EXERCISE:
Set down each record below precisely, skipping the pictures.

PROVIDED DATA: Begin

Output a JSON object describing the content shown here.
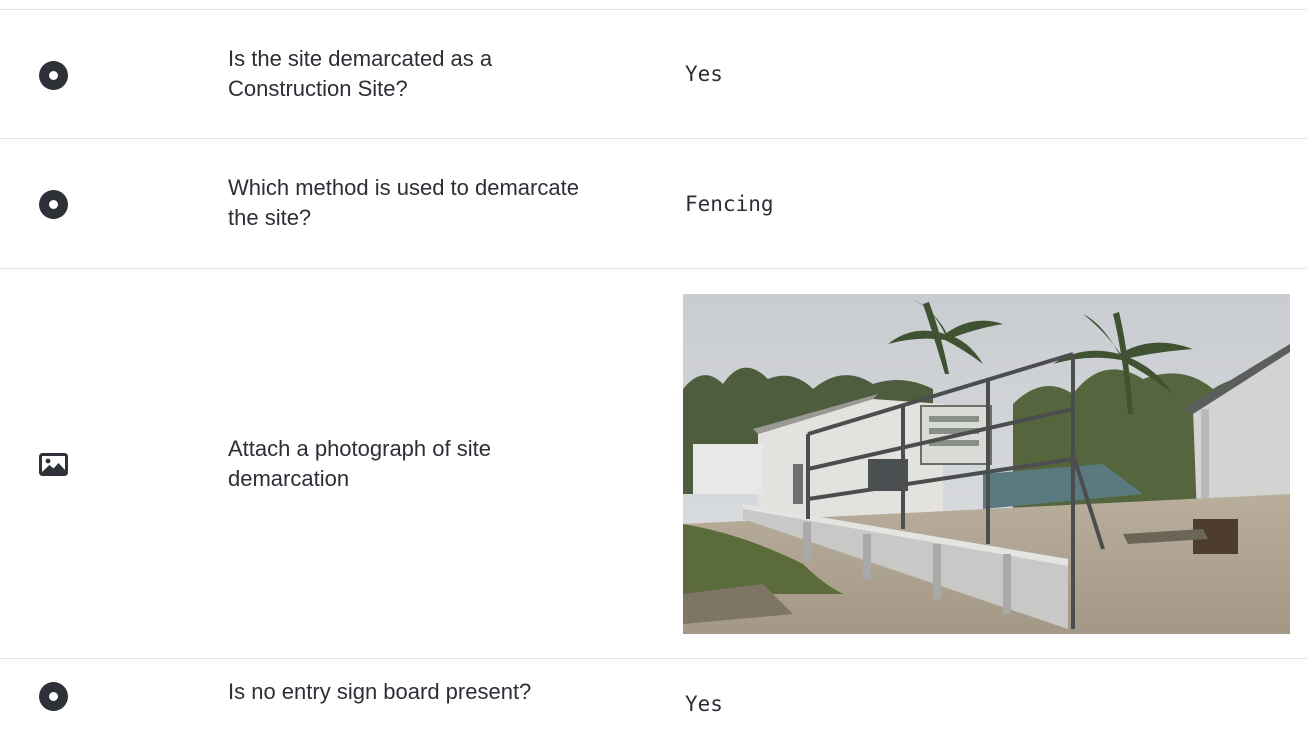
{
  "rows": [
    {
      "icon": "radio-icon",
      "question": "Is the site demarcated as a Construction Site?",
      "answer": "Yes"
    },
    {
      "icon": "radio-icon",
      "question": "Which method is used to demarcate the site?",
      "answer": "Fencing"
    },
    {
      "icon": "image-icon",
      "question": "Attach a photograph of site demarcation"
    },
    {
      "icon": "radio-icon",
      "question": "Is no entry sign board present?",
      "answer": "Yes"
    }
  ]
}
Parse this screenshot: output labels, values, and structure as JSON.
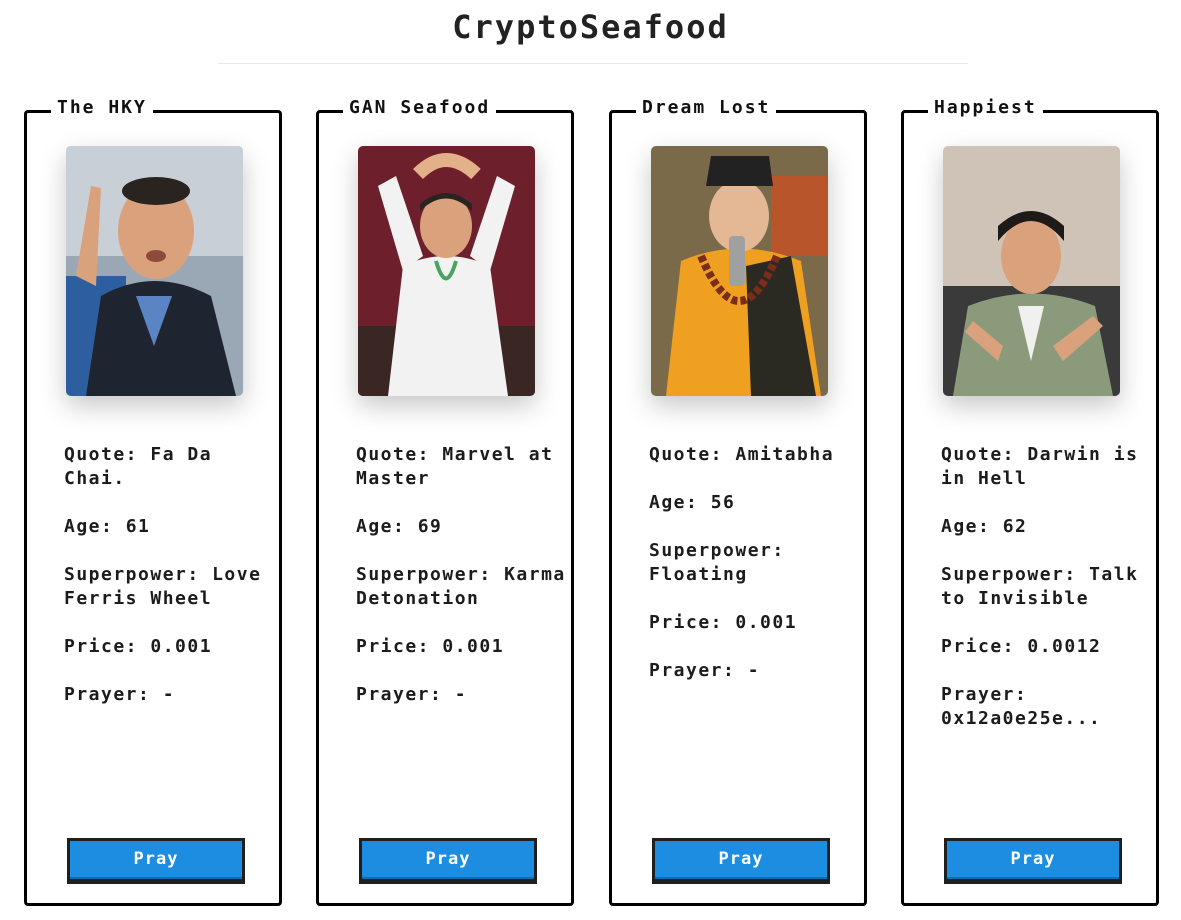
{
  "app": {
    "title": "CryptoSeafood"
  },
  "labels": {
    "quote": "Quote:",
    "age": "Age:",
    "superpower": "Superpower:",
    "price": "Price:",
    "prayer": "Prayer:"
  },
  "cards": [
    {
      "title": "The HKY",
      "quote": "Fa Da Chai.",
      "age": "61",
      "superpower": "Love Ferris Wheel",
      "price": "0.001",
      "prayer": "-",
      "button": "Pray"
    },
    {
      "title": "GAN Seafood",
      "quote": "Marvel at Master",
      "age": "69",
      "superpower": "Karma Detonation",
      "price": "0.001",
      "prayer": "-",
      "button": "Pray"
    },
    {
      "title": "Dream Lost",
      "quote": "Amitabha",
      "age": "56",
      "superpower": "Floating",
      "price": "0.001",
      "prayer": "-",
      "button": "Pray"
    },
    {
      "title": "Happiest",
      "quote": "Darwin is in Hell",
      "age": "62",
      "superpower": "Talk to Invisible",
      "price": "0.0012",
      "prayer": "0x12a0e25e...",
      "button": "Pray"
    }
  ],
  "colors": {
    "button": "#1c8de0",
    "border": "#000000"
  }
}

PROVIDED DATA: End

SOLUTION:
Output a JSON object describing the content shown here.
{
  "rows": [
    {
      "icon": "radio-icon",
      "question": "Is the site demarcated as a Construction Site?",
      "answer": "Yes"
    },
    {
      "icon": "radio-icon",
      "question": "Which method is used to demarcate the site?",
      "answer": "Fencing"
    },
    {
      "icon": "image-icon",
      "question": "Attach a photograph of site demarcation"
    },
    {
      "icon": "radio-icon",
      "question": "Is no entry sign board present?",
      "answer": "Yes"
    }
  ]
}
Parse this screenshot: output labels, values, and structure as JSON.
{
  "app": {
    "title": "CryptoSeafood"
  },
  "labels": {
    "quote": "Quote:",
    "age": "Age:",
    "superpower": "Superpower:",
    "price": "Price:",
    "prayer": "Prayer:"
  },
  "cards": [
    {
      "title": "The HKY",
      "quote": "Fa Da Chai.",
      "age": "61",
      "superpower": "Love Ferris Wheel",
      "price": "0.001",
      "prayer": "-",
      "button": "Pray"
    },
    {
      "title": "GAN Seafood",
      "quote": "Marvel at Master",
      "age": "69",
      "superpower": "Karma Detonation",
      "price": "0.001",
      "prayer": "-",
      "button": "Pray"
    },
    {
      "title": "Dream Lost",
      "quote": "Amitabha",
      "age": "56",
      "superpower": "Floating",
      "price": "0.001",
      "prayer": "-",
      "button": "Pray"
    },
    {
      "title": "Happiest",
      "quote": "Darwin is in Hell",
      "age": "62",
      "superpower": "Talk to Invisible",
      "price": "0.0012",
      "prayer": "0x12a0e25e...",
      "button": "Pray"
    }
  ],
  "colors": {
    "button": "#1c8de0",
    "border": "#000000"
  }
}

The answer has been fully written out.